6. The way you speak about education directly influences your child’s opinion

If you place great value on learning, your children will. If you speak kindly about their teacher, they will. If you tell them they have test anxiety, they will. If you treat school as a chore, they will. If you have high expectations for them, they will.

7. Your child doesn’t have any friends because he is unkind

I understand this isn’t a fact 100 percent of the time. But generally speaking, if your child is kind, compassionate and friendly, then other children will want to be your child’s friend. Funny how that works, isn’t it? It is your responsibility to teach your child how to be a good friend. If your children are hearing you gossip, belittle and exclude others, chances are they will be the same kind of friend you are.

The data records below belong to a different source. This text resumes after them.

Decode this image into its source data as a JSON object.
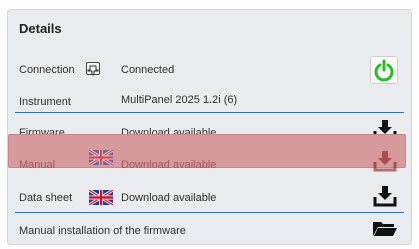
{
  "panel": {
    "title": "Details"
  },
  "rows": {
    "connection": {
      "label": "Connection",
      "value": "Connected"
    },
    "instrument": {
      "label": "Instrument",
      "value": "MultiPanel 2025   1.2i  (6)"
    },
    "firmware": {
      "label": "Firmware",
      "value": "Download available"
    },
    "manual": {
      "label": "Manual",
      "value": "Download available"
    },
    "datasheet": {
      "label": "Data sheet",
      "value": "Download available"
    },
    "manual_install": {
      "label": "Manual installation of the firmware"
    }
  },
  "colors": {
    "accent_blue": "#2f6fb5",
    "power_green": "#2dbb2d",
    "highlight_red": "#d79a9c"
  },
  "icons": {
    "connection": "pin-icon",
    "power": "power-icon",
    "download": "download-icon",
    "flag": "uk-flag-icon",
    "folder": "folder-icon"
  }
}
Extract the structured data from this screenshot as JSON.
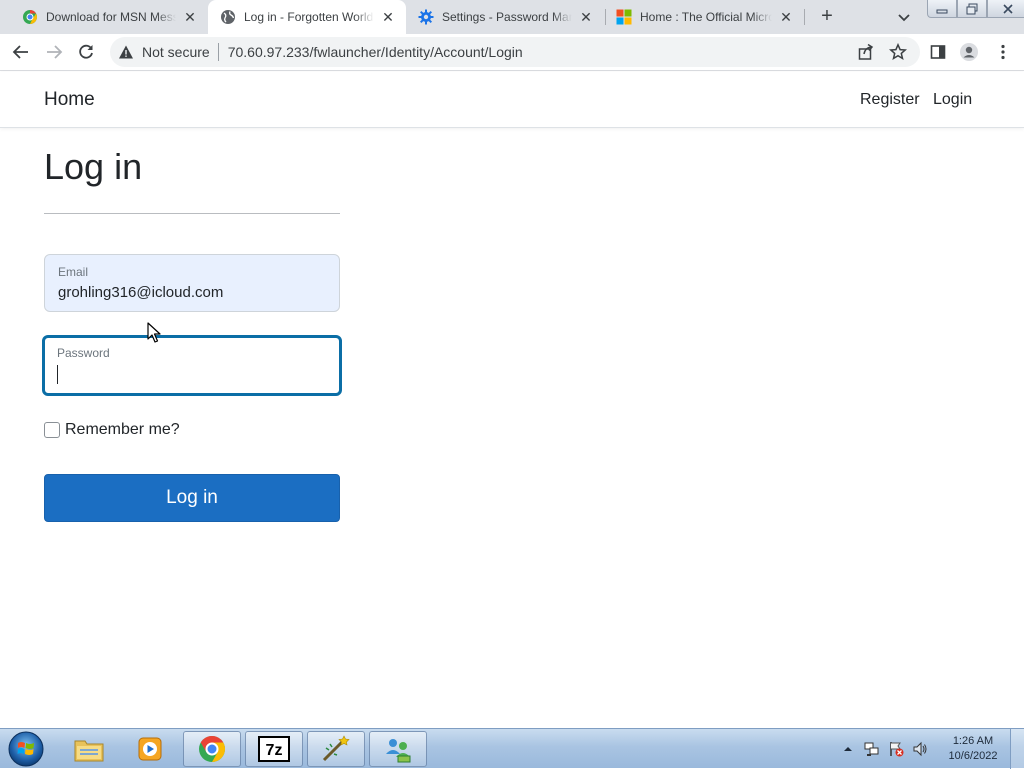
{
  "browser": {
    "tabs": [
      {
        "title": "Download for MSN Mess",
        "favicon": "chrome-download-icon",
        "active": false
      },
      {
        "title": "Log in - Forgotten World",
        "favicon": "globe-icon",
        "active": true
      },
      {
        "title": "Settings - Password Mana",
        "favicon": "settings-gear-icon",
        "active": false
      },
      {
        "title": "Home : The Official Micro",
        "favicon": "microsoft-logo-icon",
        "active": false
      }
    ],
    "security_label": "Not secure",
    "url": "70.60.97.233/fwlauncher/Identity/Account/Login"
  },
  "site_nav": {
    "brand": "Home",
    "links": [
      "Register",
      "Login"
    ]
  },
  "login": {
    "title": "Log in",
    "email_label": "Email",
    "email_value": "grohling316@icloud.com",
    "password_label": "Password",
    "password_value": "",
    "remember_label": "Remember me?",
    "remember_checked": false,
    "submit_label": "Log in"
  },
  "colors": {
    "primary_button": "#1b6ec2",
    "focus_border": "#0b6ea6",
    "autofill_bg": "#e8f0fe"
  },
  "taskbar": {
    "pinned": [
      "file-explorer-icon",
      "media-player-icon",
      "chrome-icon",
      "7zip-icon",
      "wand-tool-icon",
      "network-users-icon"
    ],
    "clock_time": "1:26 AM",
    "clock_date": "10/6/2022"
  }
}
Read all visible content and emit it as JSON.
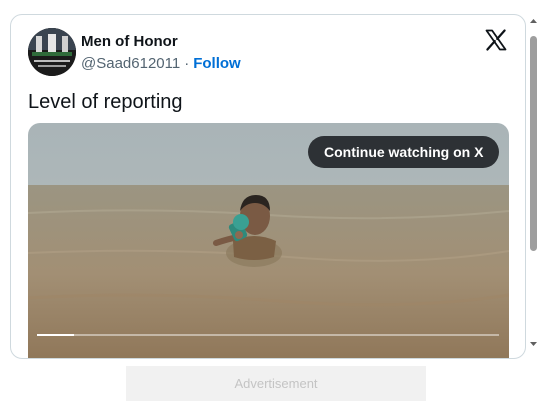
{
  "tweet": {
    "display_name": "Men of Honor",
    "handle": "@Saad612011",
    "separator": "·",
    "follow_label": "Follow",
    "text": "Level of reporting",
    "avatar_icon": "profile-avatar-icon",
    "brand_icon": "x-logo-icon"
  },
  "video": {
    "continue_label": "Continue watching on X",
    "progress": 0.08
  },
  "advertisement": {
    "label": "Advertisement"
  },
  "colors": {
    "follow": "#006fd6",
    "text": "#0f1419",
    "muted": "#536471",
    "border": "#cfd9de",
    "button_bg": "#2d3135"
  }
}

8. It’s OK to let your child struggle

This is how we learn and grow. I understand your overwhelming desire to intervene at the drop of a hat. I understand it is hard to watch your child go through hard things and sometimes fail. I don’t like to watch your child struggle either. But if we do everything for them, they will never be able to do anything for themselves.

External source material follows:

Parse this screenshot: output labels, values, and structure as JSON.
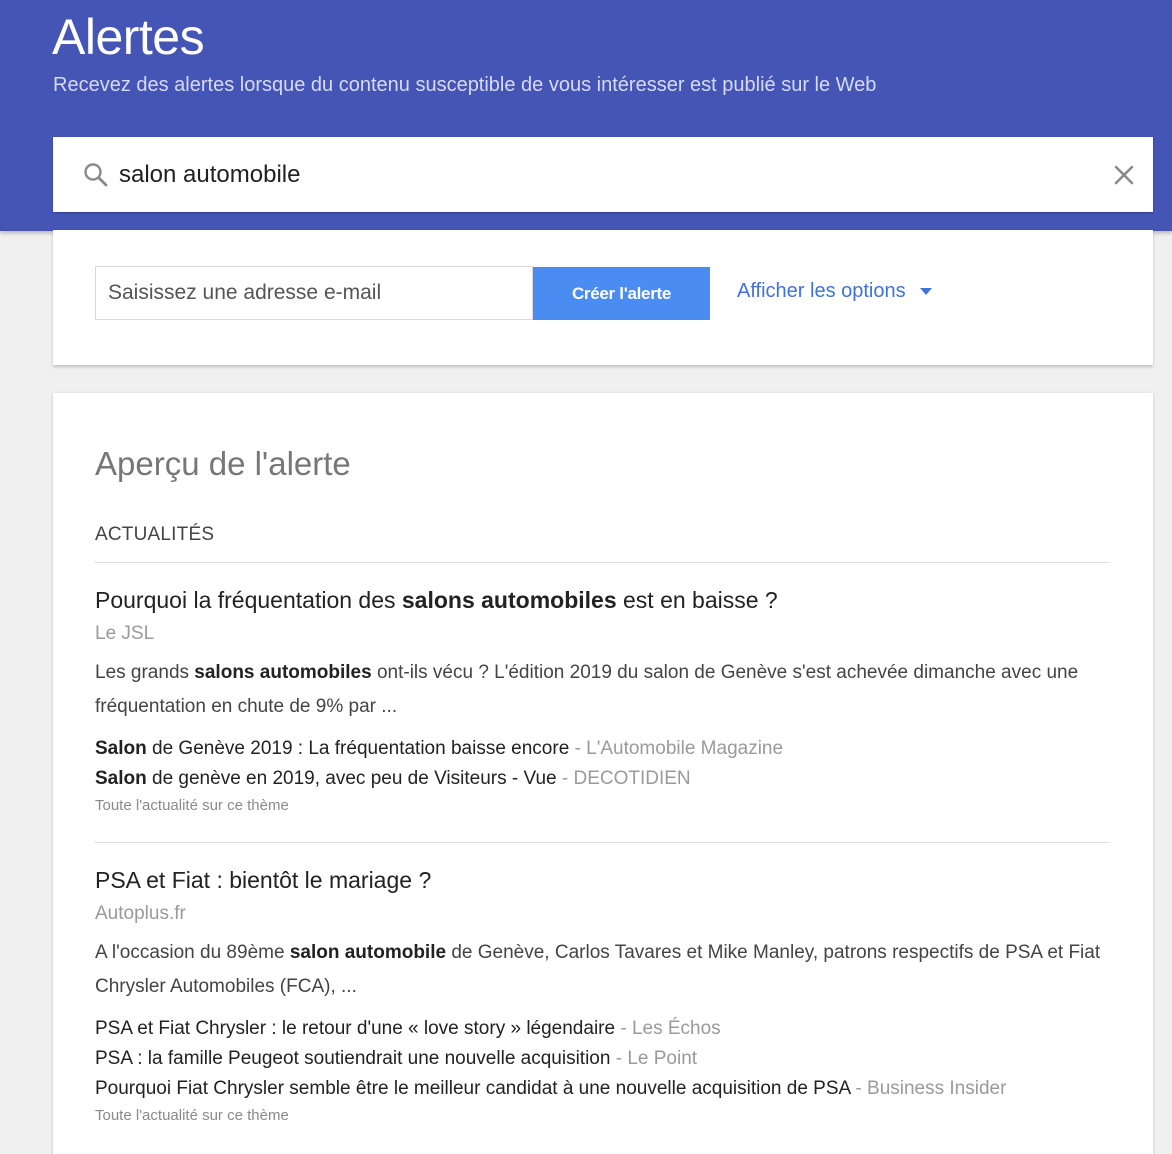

9. Your appreciation goes a long way

We don’t want you to feel bad for us. We chose this profession, and if we could go back and do it again … we would be doctors. Just kidding. We would do it all over again. Teachers just want to feel valued and appreciated. Our payoff (clearly) doesn’t come in the form of a check. It comes with watching your child grow and develop a love of learning. Parents who express their gratitude underestimate how far that really goes. So, write a thank-you note every now and again, tell us what a good job we are doing, and spoil the living daylights out of us during teacher appreciation week. (Kidding … sort of.)

10. Thank you

A well-known teacher that has a wonderful reputation with students, parents and colleagues said it perfectly:

“Thank you for sharing your child with me each day. Thank you for taking an interest in what he/she is doing. Thank you for caring about your child enough to let them fail from time to time, but being there to pick them up, brush them off, and help them grow from the experience. Thank you for investing time in your child. It is the most valuable gift you can give them. Thank you for taking time away from your phone or your computer to really be there for them. Thank you for teaching your child responsibility. Thank you for helping them realize that the choices they make are their choices and the consequences, good or bad, are not because of someone else. Thank you for letting me be a part of the ‘village’ that gets to help raise your child. Thank you for the opportunity I get to make a difference in their life. Thank you for trusting me with your most prized possessions. Thank you for helping me create the “magic” that is learning, educating and inspiring.”

Lyndsi Frandsen is the creator of the Facebook page For All Momkind and author of the For All Momkind blog. She has many titles, including wife, kindergarten teacher, sister and her favorite title, Mom.